You can think of Flash Catalyst as a front-end for Flash Builder; it lets you lay out a project in Photoshop or Illustrator, import it into Flash Builder, and by assigning button and contents to states, make a Flex project. Flex is alternative, component-based way of creating SWF files, based on XML and ActionScript. You use Flash Builder (called Flex Builder before CS4) to manipulate the XML file that controls your project. Like Dreamweaver, it has a design view and a code view.
Flash is the traditional authoring tool for SWF files. It is timeline based, and traditionally you build your project in a design window. However, you can also use ActionScript with Flash, and it has faciliites for editing ActionScript files. Thus you can lay out your project graphically, but still have ActionScript code interact with the design elements.
They are sort of two different ways of doing the same thing, and it sort of depends on your perspective. If you like designing your whole project in Illustrator or Photoshop first, and then adding animation, Flash Catalyst and Flash Builder is probably the easiest way to go. If you like building your project in Flash, and pulling in elements made previously in Photoshop or Illustrator, Flash might be best, especially if you are used to working with animation timelines.
You could make flip books either way. With Flash Catalyst/Flash Builder, you would make your book with each page on a separate layer, with separate layers for "next" and "previous" buttons. Then you would import your PSD into Flash Catalyst, and assign each page layer to a different state. Then you would save this as an FXP file, and import it to Flash Builder to create your SWF file.
With Flash, you could bring import the same PSD, and assign each page layer to a different frame on the timeline, and use the buttons to move between frames.
But I would recommend that you do neither of these.
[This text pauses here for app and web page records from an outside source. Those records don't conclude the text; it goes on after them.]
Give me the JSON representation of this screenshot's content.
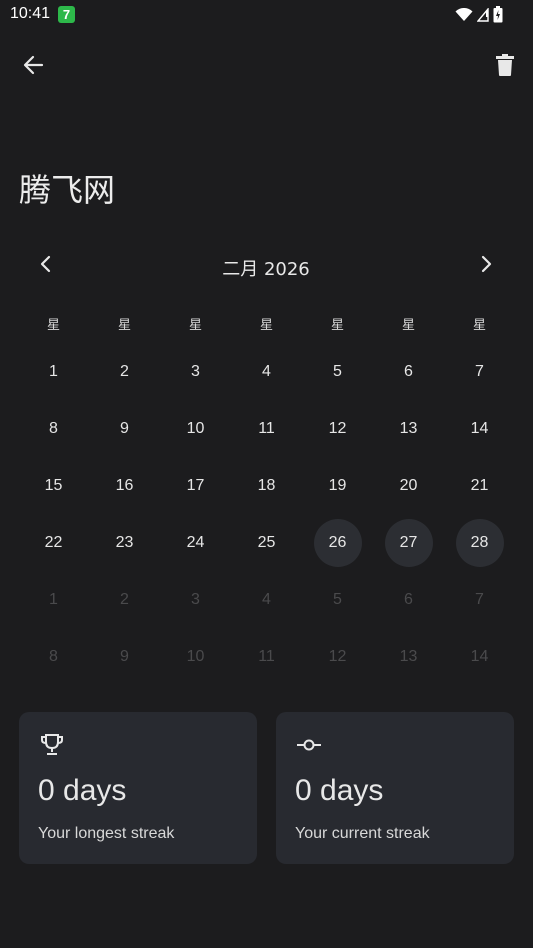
{
  "status_bar": {
    "time": "10:41",
    "notification_badge": "7",
    "icons": [
      "wifi-icon",
      "signal-icon",
      "battery-icon"
    ]
  },
  "header": {
    "back_icon": "arrow-back-icon",
    "delete_icon": "trash-icon"
  },
  "habit": {
    "title": "腾飞网"
  },
  "calendar": {
    "month_label": "二月 2026",
    "prev_icon": "chevron-left-icon",
    "next_icon": "chevron-right-icon",
    "weekdays": [
      "星",
      "星",
      "星",
      "星",
      "星",
      "星",
      "星"
    ],
    "days": [
      {
        "label": "1",
        "state": "normal"
      },
      {
        "label": "2",
        "state": "normal"
      },
      {
        "label": "3",
        "state": "normal"
      },
      {
        "label": "4",
        "state": "normal"
      },
      {
        "label": "5",
        "state": "normal"
      },
      {
        "label": "6",
        "state": "normal"
      },
      {
        "label": "7",
        "state": "normal"
      },
      {
        "label": "8",
        "state": "normal"
      },
      {
        "label": "9",
        "state": "normal"
      },
      {
        "label": "10",
        "state": "normal"
      },
      {
        "label": "11",
        "state": "normal"
      },
      {
        "label": "12",
        "state": "normal"
      },
      {
        "label": "13",
        "state": "normal"
      },
      {
        "label": "14",
        "state": "normal"
      },
      {
        "label": "15",
        "state": "normal"
      },
      {
        "label": "16",
        "state": "normal"
      },
      {
        "label": "17",
        "state": "normal"
      },
      {
        "label": "18",
        "state": "normal"
      },
      {
        "label": "19",
        "state": "normal"
      },
      {
        "label": "20",
        "state": "normal"
      },
      {
        "label": "21",
        "state": "normal"
      },
      {
        "label": "22",
        "state": "normal"
      },
      {
        "label": "23",
        "state": "normal"
      },
      {
        "label": "24",
        "state": "normal"
      },
      {
        "label": "25",
        "state": "normal"
      },
      {
        "label": "26",
        "state": "highlight"
      },
      {
        "label": "27",
        "state": "highlight"
      },
      {
        "label": "28",
        "state": "highlight"
      },
      {
        "label": "1",
        "state": "other"
      },
      {
        "label": "2",
        "state": "other"
      },
      {
        "label": "3",
        "state": "other"
      },
      {
        "label": "4",
        "state": "other"
      },
      {
        "label": "5",
        "state": "other"
      },
      {
        "label": "6",
        "state": "other"
      },
      {
        "label": "7",
        "state": "other"
      },
      {
        "label": "8",
        "state": "other"
      },
      {
        "label": "9",
        "state": "other"
      },
      {
        "label": "10",
        "state": "other"
      },
      {
        "label": "11",
        "state": "other"
      },
      {
        "label": "12",
        "state": "other"
      },
      {
        "label": "13",
        "state": "other"
      },
      {
        "label": "14",
        "state": "other"
      }
    ]
  },
  "stats": {
    "longest": {
      "icon": "trophy-icon",
      "value": "0 days",
      "label": "Your longest streak"
    },
    "current": {
      "icon": "commit-icon",
      "value": "0 days",
      "label": "Your current streak"
    }
  },
  "colors": {
    "background": "#1c1c1e",
    "card": "#282a30",
    "highlight_day": "#2c2e33",
    "notification_badge": "#2db84a"
  }
}
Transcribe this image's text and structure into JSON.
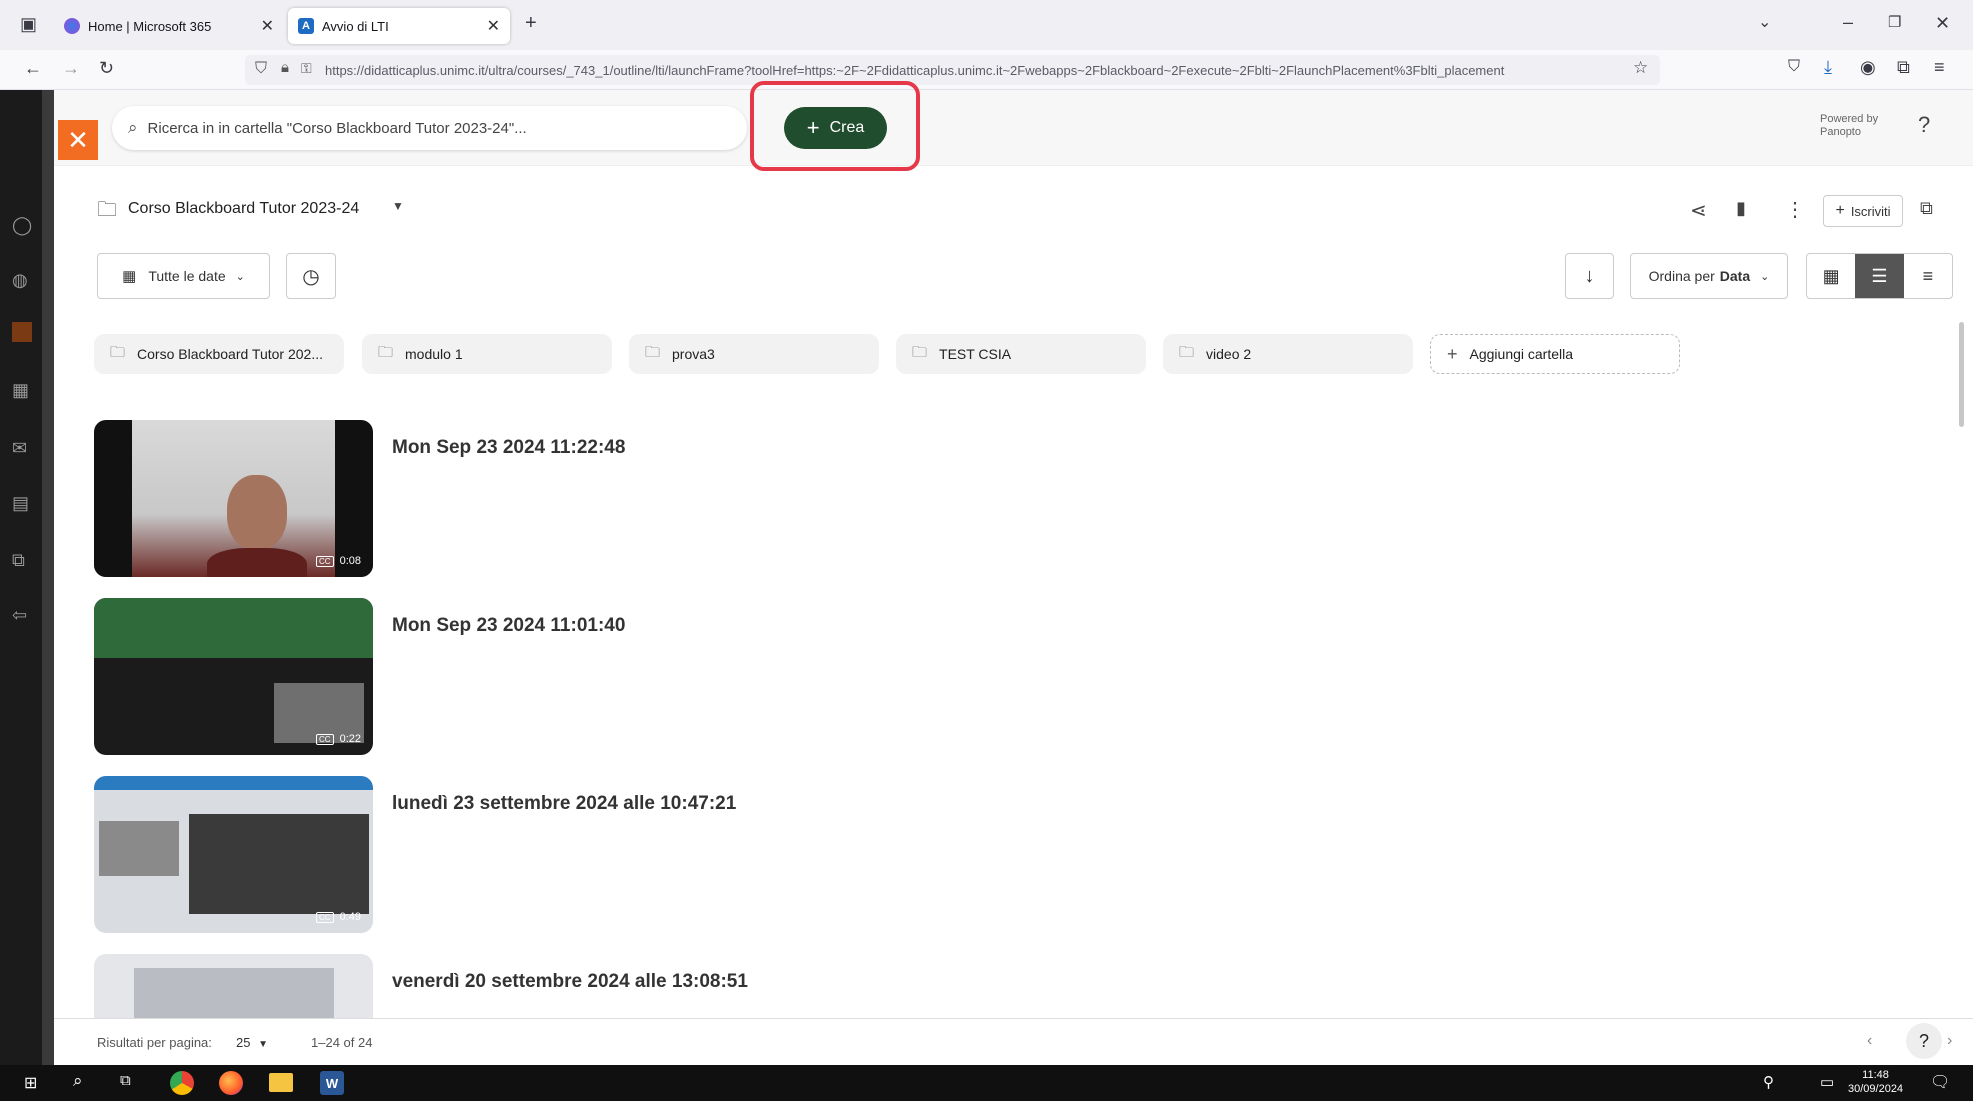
{
  "browser": {
    "tabs": [
      {
        "label": "Home | Microsoft 365",
        "active": false
      },
      {
        "label": "Avvio di LTI",
        "active": true
      }
    ],
    "url": "https://didatticaplus.unimc.it/ultra/courses/_743_1/outline/lti/launchFrame?toolHref=https:~2F~2Fdidatticaplus.unimc.it~2Fwebapps~2Fblackboard~2Fexecute~2Fblti~2FlaunchPlacement%3Fblti_placement"
  },
  "panopto": {
    "search_placeholder": "Ricerca in in cartella \"Corso Blackboard Tutor 2023-24\"...",
    "create_label": "Crea",
    "powered_by_1": "Powered by",
    "powered_by_2": "Panopto",
    "help": "?"
  },
  "folder": {
    "title": "Corso Blackboard Tutor 2023-24",
    "subscribe_label": "Iscriviti",
    "date_filter": "Tutte le date",
    "sort_label": "Ordina per",
    "sort_value": "Data",
    "subfolders": [
      "Corso Blackboard Tutor 202...",
      "modulo 1",
      "prova3",
      "TEST CSIA",
      "video 2"
    ],
    "add_folder_label": "Aggiungi cartella"
  },
  "sessions": [
    {
      "title": "Mon Sep 23 2024 11:22:48",
      "duration": "0:08"
    },
    {
      "title": "Mon Sep 23 2024 11:01:40",
      "duration": "0:22"
    },
    {
      "title": "lunedì 23 settembre 2024 alle 10:47:21",
      "duration": "0:49"
    },
    {
      "title": "venerdì 20 settembre 2024 alle 13:08:51",
      "duration": ""
    }
  ],
  "cc_label": "CC",
  "footer": {
    "results_label": "Risultati per pagina:",
    "per_page": "25",
    "range": "1–24 of 24"
  },
  "taskbar": {
    "time": "11:48",
    "date": "30/09/2024"
  },
  "colors": {
    "accent_orange": "#f26d21",
    "create_green": "#1f4d2e",
    "highlight_red": "#e5394a"
  }
}
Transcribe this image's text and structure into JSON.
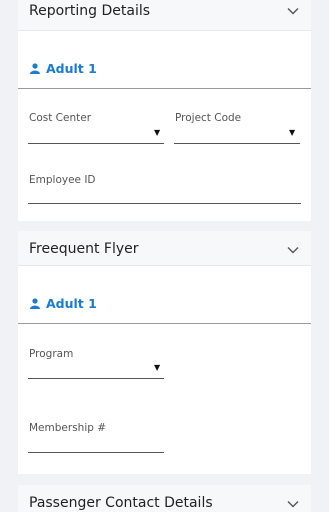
{
  "reporting": {
    "title": "Reporting Details",
    "adult_label": "Adult 1",
    "cost_center_label": "Cost Center",
    "project_code_label": "Project Code",
    "employee_id_label": "Employee ID"
  },
  "frequent_flyer": {
    "title": "Freequent Flyer",
    "adult_label": "Adult 1",
    "program_label": "Program",
    "membership_label": "Membership #"
  },
  "passenger_contact": {
    "title": "Passenger Contact Details"
  },
  "colors": {
    "accent": "#1a7ccf",
    "background": "#f0f2f5",
    "card": "#ffffff"
  },
  "icons": {
    "dropdown_caret": "▼",
    "chevron": "chevron-down-icon",
    "user": "user-icon"
  }
}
I would recommend composing your flip book in InDesign, which has an SWF flipbook export option. Especially if your flipbook is designed like a book, with text and pictures (rather than just being a stack of images, for example), InDesign is set up for designing that sort of thing, much more so than the other products. Certainly you can do fancier animation sort of things with Flash or Flash Builder, but if you just need to flip between pages, InDesign is the way to go.
(And there's actually another option: you can design your book in InDesign and export it as an XFL file, which you can then import into Flash if you need to add fancier animations. )
Hope this helps,
Cross Design Group, LLC